Could the data below please be reproduced word for word, without the pictures?

(Beginning of RECORDS PROVIDED)

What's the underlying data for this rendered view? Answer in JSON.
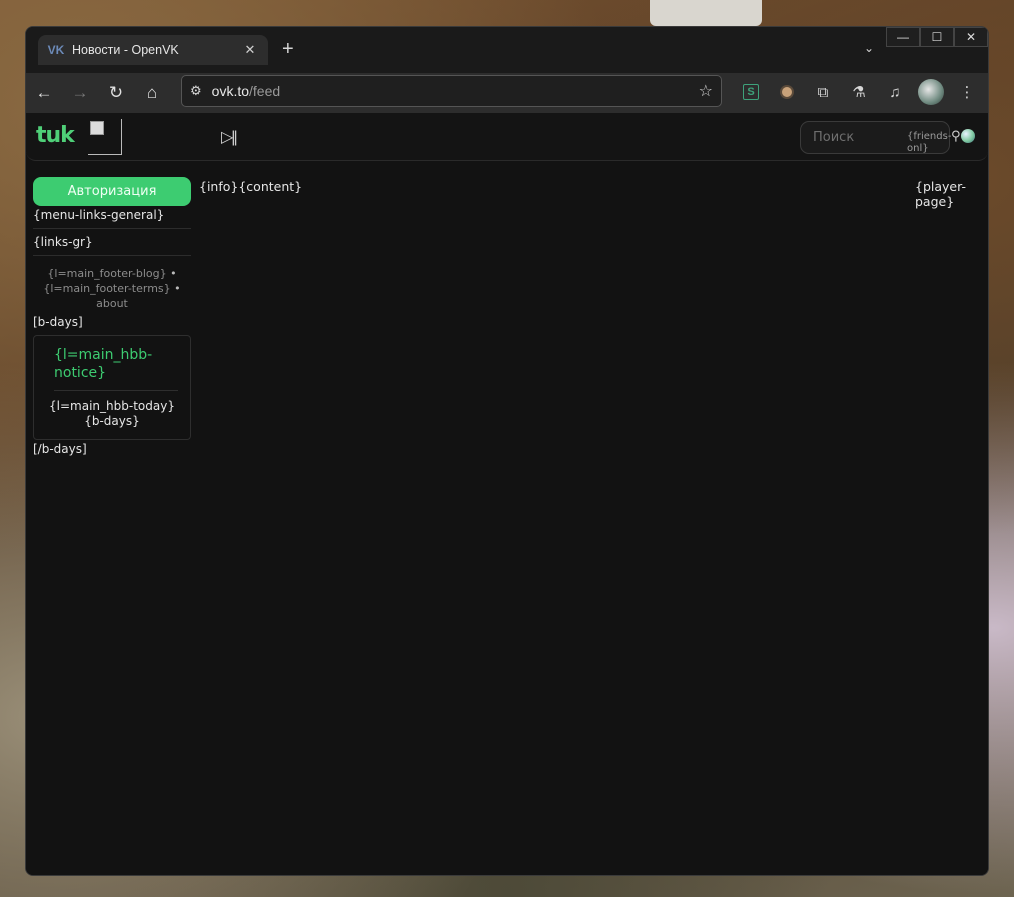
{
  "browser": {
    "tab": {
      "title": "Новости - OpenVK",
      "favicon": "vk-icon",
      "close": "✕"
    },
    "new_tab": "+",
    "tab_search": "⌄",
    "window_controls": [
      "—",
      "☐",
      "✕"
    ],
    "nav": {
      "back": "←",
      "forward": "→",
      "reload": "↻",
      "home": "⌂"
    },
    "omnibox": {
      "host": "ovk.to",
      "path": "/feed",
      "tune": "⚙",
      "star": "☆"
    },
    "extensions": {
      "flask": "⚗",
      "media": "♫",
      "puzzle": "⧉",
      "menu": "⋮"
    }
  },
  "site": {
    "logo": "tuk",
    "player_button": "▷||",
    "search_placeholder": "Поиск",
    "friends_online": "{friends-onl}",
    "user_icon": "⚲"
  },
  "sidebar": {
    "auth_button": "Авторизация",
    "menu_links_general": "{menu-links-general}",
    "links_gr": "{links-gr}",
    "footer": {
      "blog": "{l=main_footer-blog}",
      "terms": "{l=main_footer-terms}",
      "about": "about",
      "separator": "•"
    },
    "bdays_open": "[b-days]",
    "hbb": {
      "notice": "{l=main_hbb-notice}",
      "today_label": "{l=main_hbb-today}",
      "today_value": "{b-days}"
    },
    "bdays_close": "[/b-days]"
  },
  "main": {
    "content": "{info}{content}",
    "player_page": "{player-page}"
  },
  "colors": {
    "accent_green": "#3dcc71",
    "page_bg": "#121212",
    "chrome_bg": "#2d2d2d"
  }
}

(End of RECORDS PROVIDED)

RESPONSE BELOW →
What's the underlying data for this rendered view? Answer in JSON.
{
  "browser": {
    "tab": {
      "title": "Новости - OpenVK",
      "favicon": "vk-icon",
      "close": "✕"
    },
    "new_tab": "+",
    "tab_search": "⌄",
    "window_controls": [
      "—",
      "☐",
      "✕"
    ],
    "nav": {
      "back": "←",
      "forward": "→",
      "reload": "↻",
      "home": "⌂"
    },
    "omnibox": {
      "host": "ovk.to",
      "path": "/feed",
      "tune": "⚙",
      "star": "☆"
    },
    "extensions": {
      "flask": "⚗",
      "media": "♫",
      "puzzle": "⧉",
      "menu": "⋮"
    }
  },
  "site": {
    "logo": "tuk",
    "player_button": "▷||",
    "search_placeholder": "Поиск",
    "friends_online": "{friends-onl}",
    "user_icon": "⚲"
  },
  "sidebar": {
    "auth_button": "Авторизация",
    "menu_links_general": "{menu-links-general}",
    "links_gr": "{links-gr}",
    "footer": {
      "blog": "{l=main_footer-blog}",
      "terms": "{l=main_footer-terms}",
      "about": "about",
      "separator": "•"
    },
    "bdays_open": "[b-days]",
    "hbb": {
      "notice": "{l=main_hbb-notice}",
      "today_label": "{l=main_hbb-today}",
      "today_value": "{b-days}"
    },
    "bdays_close": "[/b-days]"
  },
  "main": {
    "content": "{info}{content}",
    "player_page": "{player-page}"
  },
  "colors": {
    "accent_green": "#3dcc71",
    "page_bg": "#121212",
    "chrome_bg": "#2d2d2d"
  }
}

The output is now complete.